The relationship between share prices and search engine popularity has been the subject of academic studies, business publication articles and – thanks to the opaque nature of some of the data involved – speculation.
Companies’ share prices and their rankings on search engines like Google often correlate, as we will show below. But the reasons can vary.
A couple are obvious; if a company is in crisis or embroiled in scandal, Google searches for its name are likely to soar while its stock price plummets. Conversely, a company that unexpectedly shoots up in value (like Gamestop did in early 2021) may attract a flood of search engine attention.
Often, the correlation is about a longer game plan. Businesses that invest in effective marketing and branding, and build up their website search engine optimisation, will see their digital presence grow. They may gain more media publicity that leads to a rise in Google searches, or see their content begin to appear on the first pages of searches more frequently.
This growth in reputation is likely to lead to increased sales and also a rise in share price value. In turn, a rise in share price value may alert more people to the company and lead more people to search for information about it.
What about in the world of technology companies?

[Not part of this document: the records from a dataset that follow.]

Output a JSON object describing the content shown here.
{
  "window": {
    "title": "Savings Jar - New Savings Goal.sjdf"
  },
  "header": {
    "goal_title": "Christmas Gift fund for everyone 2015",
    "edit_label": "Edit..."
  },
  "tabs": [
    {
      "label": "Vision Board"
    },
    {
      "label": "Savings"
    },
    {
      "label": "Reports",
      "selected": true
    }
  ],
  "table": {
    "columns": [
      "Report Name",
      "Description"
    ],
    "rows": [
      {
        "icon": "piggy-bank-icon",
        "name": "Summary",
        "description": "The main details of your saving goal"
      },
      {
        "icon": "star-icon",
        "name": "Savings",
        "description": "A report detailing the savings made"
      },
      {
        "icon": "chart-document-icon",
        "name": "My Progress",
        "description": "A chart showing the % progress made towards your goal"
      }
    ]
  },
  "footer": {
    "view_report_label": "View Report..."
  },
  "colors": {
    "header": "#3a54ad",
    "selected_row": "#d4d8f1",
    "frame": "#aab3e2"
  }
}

Beyond the ‘Big 5’ – Amazon, Apple, Google, Facebook and Microsoft – there are many publicly-traded tech companies spanning fields such as big data, artificial intelligence, fintech and biotech.
Using publicly-available data from Google, we can see how their search engine popularity related to their share price through the turbulent year of 2020. Let’s take a look at four different companies.
Salesforce is a cloud-based software company specialising in customer relationship management. It helps large and small businesses connect with customers and obtain more information about them.
It performed strongly during the pandemic, particularly in August following excellent second-quarter results, and its share price rocketed by 39.9%. We can see how Google searches similarly peaked around this time, likely coinciding with publicity around the results followed by interest in the share price rise.
Software firm Alteryx offers analytics services to businesses, providing user-friendly platforms to help them read data, assess their performance and make decisions; something it calls this the ‘democratisation of data’. Alteryx was founded in California in 1997 and listed on the New York Stock Exchange in 2017.
It had the opposite experience to Salesforce in August 2020: after a disappointing earnings report, its share price plunged by nearly a third. Yet what they had in common was that their search engine popularly shot up as a result.
US-based Nvidia designs and produces high-end graphic processing units, and has been publicly traded since 1999. As well as professional and gaming devices, these go on to power groundbreaking areas of AI such as self-driving vehicles, and are set to be used to power Leonardo, the world’s fastest AI supercomputer.
In the case of Nvidia, we can see how the generation of media attention affects Google search data. The company purchased UK-based chip designer Arm in September 2020, and announced plans to build an AI lab in Cambridge with its own supercomputer. Google interest spiked at this point, and the company’s share price also took a boost.
Square is a financial services, merchant services aggregator and mobile payment company based in California. It offers both software and hardware targeted at businesses, for example mobile payment readers. It went public on the New York Stock Exchange in 2015.
Despite an initial dip in late February, the company did well to tap into the boost to digital payment technologies during the pandemic, and its CashApp tool did particularly well. Google search data clearly shows how the company boosted its marketing strategies and generated online attention through the year, especially over the summer, and the company saw its share price steadily increase from March.
Notes on data
Share price data was collected from Yahoo. Figures represent the closing share price on one day each week from January 1st 2020 to January 1st 2021.
Google search data was collected from Google Trends. Figures represent the popularity of searches for the company name worldwide each week of 2020, with 100 representing peak popularity for that term. Read more about Google Trends figures.
Searches for Square Inc were narrowed to the company to exclude searches for other things.